Amado was born in Ilheus, Bahia, Brazil, on August 10, 1912. He grew up on his father's cocoa plantation and then attended a Jesuit boarding school. While interested in classical literature, Amado found it hard to concentrate on his studies. In 1930 Amado went to Rio de Janeiro to attend law school, where he earned a diploma which he never bothered to pick up. Amado published his first novel, O paiz do carnaval (1931), when he was nineteen. His second novel, Cacau (1933), made evident his political leanings and interest in the newly formed Brazilian Communist Party. The neofascist government headed by Getulio Vargas ordered that the book be removed from bookstores. Amado became a member of the National Liberation Alliance, a left-leaning political group which attempted a coup in 1935. Shortly after the coup failed, Amado was arrested and spent two months in jail. His adversarial relationship with the Brazilian government continued, and in 1937 the government staged a public book burning in which the majority of books destroyed were Amado's. Amado eventually fled to Argentina in 1941 and wrote a biography of the founder of the Brazilian Communist Party, Luiz Carlos Prestes, entitled Vida de Luiz Carlos Prestes, o cavaleiro da esperança (1942). He returned to Brazil, and his struggle with the government continued until Vargas was ousted from office. In 1945 Amado was elected federal deputy of São Paulo on the Communist Party ticket. Within a few years, however, the Party again became illegal, and in 1948 Amado decided to leave his country. He lived in France and Czechoslovakia for the next four years, then returned to Brazil again in 1952. After Joseph Stalin's death there was much debate over the future and ideological position of the Brazilian Communist Party. In 1955 Amado left the party, and from then on his relationship with communism was ambiguous. His writing underwent a significant change, becoming less political and more universally recognized by critics. During the fall of 1971 Amado came to America as a visiting fellow at the Institute for the Arts and Humanistic Studies at Pennsylvania State University.
Amado began his career trying to expose the problems of the northeast region of Brazil, specifically of his home state, Bahia. The works were more political in nature, but beginning with Gabriela, cravo e canela (1958; Gabriela, Clove and Cinnamon) his work turned more personal, focusing on specific people and how life in Bahia affected their individual lives. Amado's protagonists are antiheroes, often coming from the lower class and including whores and rogues. Amado's work is full of mystical elements: statues that come to life and walk away, as in O sumiça da santa (1988; The War of the Saints); a protagonist who dies more than once, as in A morte e a morte de Quincas Berro Dágua (1962); and a dead husband returning, as in Dona Flor e seus dois maridos (1966; Dona Flor and Her Two Husbands). Amado's Dona Flor and Her Two Husbands is about a woman who falls in love with a rogue. He is passionate and exciting but hurts her with his wild exploits. When her husband dies, Dona Flor mourns but then goes on to remarry. This time her husband is respectable, responsible, and dull. While she knows her second husband is good for her, Dona Flor misses the passion her first love inspired in her. The first husband's spirit returns to her, and at first she resists him. Eventually she discovers happiness with the best of both husbands. The mystical nature of Dona Flor and Her Two Husbands resurfaces in The War of the Saints, in which the statue of Saint Barbara of the Thunder comes to life and simply walks away to tend to her people.

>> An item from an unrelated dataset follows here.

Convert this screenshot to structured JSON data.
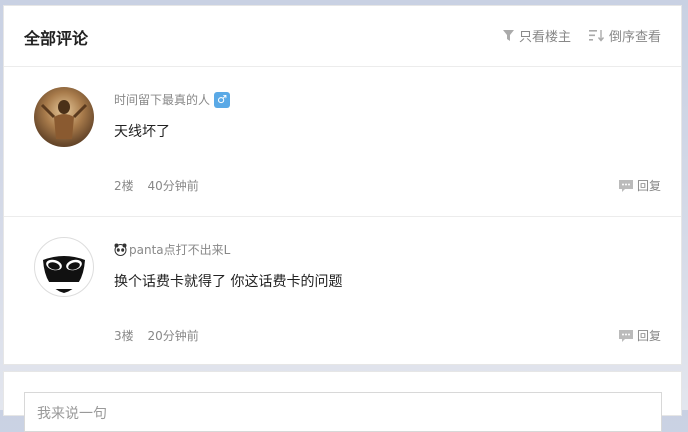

Reviewers usually discuss Amado's career as having two phases, marked by the shift in Amado's career away from political-oriented works. Leftist critics ignore his later novels, but most reviewers agree the change was for the better. James Polk asserts, "His first works were embittered, pedantic tracts, weighted with social squalor and class struggle, resolved by a simplistic and highly romanticized brand of communism." Many critics have pointed out the importance of Bahian cultural forms in Amado's fiction, such as his use of the candomblé religious ritual and the Brazilian martial art capoeira in many of his stories. In addition they refer to his borrowing from Bahian's popular literary press, the folhetos, or songbooks. Reviewers often point out the mystical quality of his work and praise his ability to make supernatural events seem ordinary. Many reviewers call Amado a regionalist, but a few point to the general truths present in Amado's work and the popular appeal of his fiction. Amado is known for his strong female characters. A few critics mention his almost feminist views being in strong opposition to traditional Brazilian machismo. However Amado has been accused of inconsistency in his views. His public statements on sexism and racism in Brazil have sometimes conflicted with his presentation of those problems in his novels. Complaints about characterization range from assertions that portraying intimate or unspoken thoughts is not Amado's forte to charges that his characters are underdeveloped. Some reviewers have accused Amado of being a pornographer, but critics generally dismiss this label. Critical assessment of Amado's fiction is mixed. Some critics assert that he is a master storyteller with a great ability to evoke the images and soul of his native region. Others accuse him of being a hack, simply a writer of popular formulaic novels that lack any literary merit. Jon S. Vincent states, "Amado is anything but a simple spinner of yarns. His later novels are deceptively sophisticated fictions by a writer with a perfect ear for the right word, a flawless sense of dramatic and comic pace, and a keen sensibility for narrative pattern."